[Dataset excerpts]
*** Begin section ***
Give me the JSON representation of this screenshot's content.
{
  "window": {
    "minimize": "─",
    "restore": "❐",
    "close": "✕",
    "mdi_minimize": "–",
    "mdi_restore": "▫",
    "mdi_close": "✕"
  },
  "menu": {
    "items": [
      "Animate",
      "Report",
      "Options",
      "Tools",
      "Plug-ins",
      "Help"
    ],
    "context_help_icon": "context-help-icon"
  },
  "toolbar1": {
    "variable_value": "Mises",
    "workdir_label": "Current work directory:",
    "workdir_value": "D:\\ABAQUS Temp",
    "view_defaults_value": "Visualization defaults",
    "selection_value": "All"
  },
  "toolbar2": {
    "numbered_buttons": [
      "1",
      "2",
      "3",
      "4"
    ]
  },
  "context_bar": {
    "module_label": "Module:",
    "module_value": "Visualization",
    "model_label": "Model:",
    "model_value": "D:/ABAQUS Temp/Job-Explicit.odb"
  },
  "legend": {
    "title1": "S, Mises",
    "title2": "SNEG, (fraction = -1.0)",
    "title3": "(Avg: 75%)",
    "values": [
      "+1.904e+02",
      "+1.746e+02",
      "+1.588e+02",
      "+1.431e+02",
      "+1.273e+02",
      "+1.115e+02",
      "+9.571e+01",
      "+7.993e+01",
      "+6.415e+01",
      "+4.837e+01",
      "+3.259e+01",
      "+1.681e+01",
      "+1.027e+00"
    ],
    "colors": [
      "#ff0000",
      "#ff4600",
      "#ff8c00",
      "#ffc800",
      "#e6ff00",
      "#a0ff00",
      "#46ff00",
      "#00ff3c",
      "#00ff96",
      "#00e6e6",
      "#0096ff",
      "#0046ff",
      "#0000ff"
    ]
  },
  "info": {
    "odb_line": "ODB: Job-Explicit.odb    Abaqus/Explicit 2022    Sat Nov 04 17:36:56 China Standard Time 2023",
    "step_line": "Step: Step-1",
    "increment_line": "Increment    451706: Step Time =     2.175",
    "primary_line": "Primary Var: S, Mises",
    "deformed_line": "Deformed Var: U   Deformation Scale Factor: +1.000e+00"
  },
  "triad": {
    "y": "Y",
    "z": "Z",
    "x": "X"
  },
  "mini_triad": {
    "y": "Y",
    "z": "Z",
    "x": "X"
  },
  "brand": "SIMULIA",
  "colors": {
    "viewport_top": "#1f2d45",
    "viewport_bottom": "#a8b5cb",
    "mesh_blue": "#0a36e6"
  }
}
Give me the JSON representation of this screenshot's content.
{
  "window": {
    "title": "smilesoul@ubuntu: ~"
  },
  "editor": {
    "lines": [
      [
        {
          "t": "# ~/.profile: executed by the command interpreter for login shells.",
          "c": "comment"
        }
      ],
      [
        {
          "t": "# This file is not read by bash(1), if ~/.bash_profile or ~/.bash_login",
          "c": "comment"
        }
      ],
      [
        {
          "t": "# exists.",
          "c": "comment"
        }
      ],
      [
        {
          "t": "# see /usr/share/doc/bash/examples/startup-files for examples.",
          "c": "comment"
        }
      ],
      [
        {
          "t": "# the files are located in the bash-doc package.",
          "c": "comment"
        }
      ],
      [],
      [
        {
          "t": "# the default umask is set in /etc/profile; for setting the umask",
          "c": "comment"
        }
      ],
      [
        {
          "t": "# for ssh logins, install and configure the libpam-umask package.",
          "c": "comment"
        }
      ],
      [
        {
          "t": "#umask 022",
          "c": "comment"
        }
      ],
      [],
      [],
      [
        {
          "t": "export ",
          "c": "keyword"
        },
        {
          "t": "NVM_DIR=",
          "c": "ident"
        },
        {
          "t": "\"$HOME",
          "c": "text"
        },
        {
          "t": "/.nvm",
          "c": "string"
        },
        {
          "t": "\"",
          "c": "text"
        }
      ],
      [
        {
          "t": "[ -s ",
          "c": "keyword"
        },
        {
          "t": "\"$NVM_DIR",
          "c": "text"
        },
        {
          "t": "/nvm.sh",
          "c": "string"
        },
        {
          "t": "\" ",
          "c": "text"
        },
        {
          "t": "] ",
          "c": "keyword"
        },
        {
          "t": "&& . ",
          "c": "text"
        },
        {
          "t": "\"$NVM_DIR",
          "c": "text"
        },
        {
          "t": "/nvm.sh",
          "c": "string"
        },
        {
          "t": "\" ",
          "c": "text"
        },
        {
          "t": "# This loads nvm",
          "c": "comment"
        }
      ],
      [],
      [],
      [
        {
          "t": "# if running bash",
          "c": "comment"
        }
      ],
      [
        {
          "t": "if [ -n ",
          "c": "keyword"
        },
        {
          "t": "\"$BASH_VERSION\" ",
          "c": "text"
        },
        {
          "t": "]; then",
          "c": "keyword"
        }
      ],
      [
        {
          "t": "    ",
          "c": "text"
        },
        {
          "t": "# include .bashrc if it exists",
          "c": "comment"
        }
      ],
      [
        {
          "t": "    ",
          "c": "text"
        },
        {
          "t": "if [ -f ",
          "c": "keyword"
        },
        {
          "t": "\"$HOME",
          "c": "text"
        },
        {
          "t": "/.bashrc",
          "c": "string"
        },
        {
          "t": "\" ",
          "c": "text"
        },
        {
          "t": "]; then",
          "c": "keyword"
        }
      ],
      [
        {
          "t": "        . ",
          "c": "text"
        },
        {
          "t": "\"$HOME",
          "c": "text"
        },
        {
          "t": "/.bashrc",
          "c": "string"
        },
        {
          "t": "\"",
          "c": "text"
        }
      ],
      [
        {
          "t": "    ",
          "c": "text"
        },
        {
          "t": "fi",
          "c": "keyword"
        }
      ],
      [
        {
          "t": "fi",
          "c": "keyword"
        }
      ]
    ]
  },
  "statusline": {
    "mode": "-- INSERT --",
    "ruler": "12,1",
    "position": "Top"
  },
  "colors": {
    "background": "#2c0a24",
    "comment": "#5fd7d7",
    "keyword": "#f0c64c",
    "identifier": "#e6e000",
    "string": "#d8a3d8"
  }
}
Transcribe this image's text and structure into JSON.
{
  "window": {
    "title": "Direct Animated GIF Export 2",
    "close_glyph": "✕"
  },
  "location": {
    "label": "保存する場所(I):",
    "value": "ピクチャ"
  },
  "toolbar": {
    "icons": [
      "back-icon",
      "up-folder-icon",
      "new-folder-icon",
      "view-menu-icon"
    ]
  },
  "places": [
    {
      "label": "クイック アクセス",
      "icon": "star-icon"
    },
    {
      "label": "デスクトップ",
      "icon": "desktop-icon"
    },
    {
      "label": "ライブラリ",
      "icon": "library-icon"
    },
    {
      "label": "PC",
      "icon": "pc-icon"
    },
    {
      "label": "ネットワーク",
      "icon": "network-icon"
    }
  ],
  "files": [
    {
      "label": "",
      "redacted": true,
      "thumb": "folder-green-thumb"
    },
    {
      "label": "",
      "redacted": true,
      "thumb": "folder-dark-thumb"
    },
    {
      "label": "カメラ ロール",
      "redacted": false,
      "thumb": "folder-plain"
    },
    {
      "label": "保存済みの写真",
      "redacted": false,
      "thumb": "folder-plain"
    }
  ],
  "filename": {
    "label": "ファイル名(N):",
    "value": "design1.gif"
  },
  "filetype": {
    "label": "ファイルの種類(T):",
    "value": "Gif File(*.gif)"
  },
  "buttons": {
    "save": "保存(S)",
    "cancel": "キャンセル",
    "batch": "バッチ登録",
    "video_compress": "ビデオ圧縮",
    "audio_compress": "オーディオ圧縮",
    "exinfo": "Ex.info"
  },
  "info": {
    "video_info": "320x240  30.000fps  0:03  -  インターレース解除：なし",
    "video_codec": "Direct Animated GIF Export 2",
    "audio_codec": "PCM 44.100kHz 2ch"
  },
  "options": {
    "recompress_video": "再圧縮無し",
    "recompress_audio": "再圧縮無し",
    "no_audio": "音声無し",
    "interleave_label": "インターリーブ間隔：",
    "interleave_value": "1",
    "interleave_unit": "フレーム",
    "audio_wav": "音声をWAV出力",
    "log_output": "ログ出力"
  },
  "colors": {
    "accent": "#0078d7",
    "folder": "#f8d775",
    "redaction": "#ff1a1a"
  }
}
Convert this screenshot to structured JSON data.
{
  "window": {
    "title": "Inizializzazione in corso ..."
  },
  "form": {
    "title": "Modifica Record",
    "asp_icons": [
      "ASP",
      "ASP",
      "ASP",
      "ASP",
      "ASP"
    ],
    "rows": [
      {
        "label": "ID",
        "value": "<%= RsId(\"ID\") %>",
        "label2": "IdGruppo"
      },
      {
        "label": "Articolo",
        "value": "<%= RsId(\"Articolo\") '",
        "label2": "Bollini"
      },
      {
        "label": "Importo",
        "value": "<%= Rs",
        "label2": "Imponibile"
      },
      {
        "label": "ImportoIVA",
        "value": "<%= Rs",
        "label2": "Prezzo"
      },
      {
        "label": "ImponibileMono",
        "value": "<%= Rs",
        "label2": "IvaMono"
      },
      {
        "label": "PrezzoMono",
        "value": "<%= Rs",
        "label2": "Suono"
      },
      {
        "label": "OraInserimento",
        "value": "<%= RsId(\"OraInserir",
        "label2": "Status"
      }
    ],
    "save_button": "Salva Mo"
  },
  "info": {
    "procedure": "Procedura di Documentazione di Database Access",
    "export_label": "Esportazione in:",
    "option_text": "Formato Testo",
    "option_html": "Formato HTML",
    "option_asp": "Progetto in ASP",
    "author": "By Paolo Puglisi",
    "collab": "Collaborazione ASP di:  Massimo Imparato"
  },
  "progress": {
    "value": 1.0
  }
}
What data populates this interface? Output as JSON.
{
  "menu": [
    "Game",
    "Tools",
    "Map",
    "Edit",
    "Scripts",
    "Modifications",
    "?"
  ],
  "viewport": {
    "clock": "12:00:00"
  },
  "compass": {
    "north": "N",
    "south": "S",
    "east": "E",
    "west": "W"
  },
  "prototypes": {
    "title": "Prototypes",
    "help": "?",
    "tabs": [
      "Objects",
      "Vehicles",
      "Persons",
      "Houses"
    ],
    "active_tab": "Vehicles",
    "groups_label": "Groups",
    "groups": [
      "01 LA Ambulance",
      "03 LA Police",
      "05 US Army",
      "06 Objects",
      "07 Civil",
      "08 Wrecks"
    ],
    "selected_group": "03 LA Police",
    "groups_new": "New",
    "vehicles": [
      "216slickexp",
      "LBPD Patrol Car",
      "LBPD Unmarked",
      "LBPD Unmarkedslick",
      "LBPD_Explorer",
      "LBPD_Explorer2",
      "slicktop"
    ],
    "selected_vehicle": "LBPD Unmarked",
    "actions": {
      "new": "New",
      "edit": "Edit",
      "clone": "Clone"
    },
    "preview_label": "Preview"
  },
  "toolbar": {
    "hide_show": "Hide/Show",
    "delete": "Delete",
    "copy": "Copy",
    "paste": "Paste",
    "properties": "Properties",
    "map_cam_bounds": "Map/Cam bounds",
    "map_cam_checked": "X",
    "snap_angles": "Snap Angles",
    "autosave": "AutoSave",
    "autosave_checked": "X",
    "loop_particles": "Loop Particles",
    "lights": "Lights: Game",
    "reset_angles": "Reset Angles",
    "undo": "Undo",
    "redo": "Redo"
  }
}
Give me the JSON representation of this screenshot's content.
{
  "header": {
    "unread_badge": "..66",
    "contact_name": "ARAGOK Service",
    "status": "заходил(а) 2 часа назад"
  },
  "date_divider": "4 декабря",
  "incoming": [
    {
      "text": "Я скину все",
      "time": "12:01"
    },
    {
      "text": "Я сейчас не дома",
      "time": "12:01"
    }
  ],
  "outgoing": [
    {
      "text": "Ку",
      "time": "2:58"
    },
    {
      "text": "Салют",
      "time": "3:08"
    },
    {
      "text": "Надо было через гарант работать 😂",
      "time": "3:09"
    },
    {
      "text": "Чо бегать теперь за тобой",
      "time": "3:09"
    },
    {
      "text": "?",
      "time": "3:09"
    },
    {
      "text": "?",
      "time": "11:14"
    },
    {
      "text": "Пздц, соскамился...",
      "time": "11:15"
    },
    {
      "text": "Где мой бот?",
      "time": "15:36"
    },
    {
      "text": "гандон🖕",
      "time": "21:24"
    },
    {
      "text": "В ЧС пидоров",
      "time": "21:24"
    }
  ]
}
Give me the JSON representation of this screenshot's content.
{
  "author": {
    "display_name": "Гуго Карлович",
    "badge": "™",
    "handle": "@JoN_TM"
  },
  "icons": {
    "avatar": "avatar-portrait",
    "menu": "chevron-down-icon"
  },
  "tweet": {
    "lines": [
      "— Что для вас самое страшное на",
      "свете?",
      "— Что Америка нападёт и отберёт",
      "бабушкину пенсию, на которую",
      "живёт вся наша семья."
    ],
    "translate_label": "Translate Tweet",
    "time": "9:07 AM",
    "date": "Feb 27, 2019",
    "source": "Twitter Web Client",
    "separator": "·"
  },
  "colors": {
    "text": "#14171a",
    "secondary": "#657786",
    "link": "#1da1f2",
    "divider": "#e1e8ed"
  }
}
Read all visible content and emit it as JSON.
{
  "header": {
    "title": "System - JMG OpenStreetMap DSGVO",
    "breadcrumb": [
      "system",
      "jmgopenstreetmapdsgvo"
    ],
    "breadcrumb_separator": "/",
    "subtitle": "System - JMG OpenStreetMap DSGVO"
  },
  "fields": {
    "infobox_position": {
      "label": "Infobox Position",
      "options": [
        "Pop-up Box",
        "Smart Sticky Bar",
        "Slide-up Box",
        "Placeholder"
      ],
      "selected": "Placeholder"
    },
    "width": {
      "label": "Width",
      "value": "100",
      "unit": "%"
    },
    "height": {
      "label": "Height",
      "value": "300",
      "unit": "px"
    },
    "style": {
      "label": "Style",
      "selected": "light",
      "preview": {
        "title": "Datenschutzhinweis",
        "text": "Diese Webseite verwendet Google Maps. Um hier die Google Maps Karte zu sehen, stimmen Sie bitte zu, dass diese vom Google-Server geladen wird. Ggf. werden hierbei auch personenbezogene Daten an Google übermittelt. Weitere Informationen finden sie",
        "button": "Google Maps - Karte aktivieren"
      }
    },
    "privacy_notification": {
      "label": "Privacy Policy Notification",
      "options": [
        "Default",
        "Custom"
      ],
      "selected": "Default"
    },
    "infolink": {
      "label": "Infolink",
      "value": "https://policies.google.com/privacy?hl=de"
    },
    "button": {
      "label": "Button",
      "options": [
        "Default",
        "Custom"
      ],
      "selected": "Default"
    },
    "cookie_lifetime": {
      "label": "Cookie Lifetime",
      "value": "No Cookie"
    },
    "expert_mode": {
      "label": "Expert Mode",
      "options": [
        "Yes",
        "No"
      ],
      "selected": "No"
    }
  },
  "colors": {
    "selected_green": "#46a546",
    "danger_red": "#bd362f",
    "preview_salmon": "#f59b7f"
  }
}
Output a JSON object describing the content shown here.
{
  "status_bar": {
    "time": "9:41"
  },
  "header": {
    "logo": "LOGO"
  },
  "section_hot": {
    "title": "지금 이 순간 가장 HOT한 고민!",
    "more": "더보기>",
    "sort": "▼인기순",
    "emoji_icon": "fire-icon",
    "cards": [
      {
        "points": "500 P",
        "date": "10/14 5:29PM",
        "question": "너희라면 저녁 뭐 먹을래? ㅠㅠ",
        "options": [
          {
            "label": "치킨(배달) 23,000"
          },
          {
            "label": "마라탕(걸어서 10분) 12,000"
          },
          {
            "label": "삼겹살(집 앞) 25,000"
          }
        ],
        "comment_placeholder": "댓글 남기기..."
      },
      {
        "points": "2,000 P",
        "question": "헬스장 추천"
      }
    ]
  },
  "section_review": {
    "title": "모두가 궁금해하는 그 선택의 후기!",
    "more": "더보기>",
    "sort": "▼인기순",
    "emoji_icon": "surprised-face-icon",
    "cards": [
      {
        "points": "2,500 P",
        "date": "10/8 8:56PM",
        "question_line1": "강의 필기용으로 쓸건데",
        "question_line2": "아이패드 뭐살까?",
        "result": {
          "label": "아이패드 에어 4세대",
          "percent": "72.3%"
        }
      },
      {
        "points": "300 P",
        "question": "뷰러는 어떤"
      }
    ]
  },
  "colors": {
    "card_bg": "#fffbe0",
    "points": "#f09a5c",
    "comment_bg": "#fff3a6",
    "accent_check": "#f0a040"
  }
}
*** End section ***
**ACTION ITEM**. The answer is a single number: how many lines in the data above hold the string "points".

**REPLY TO THE TASK**. 5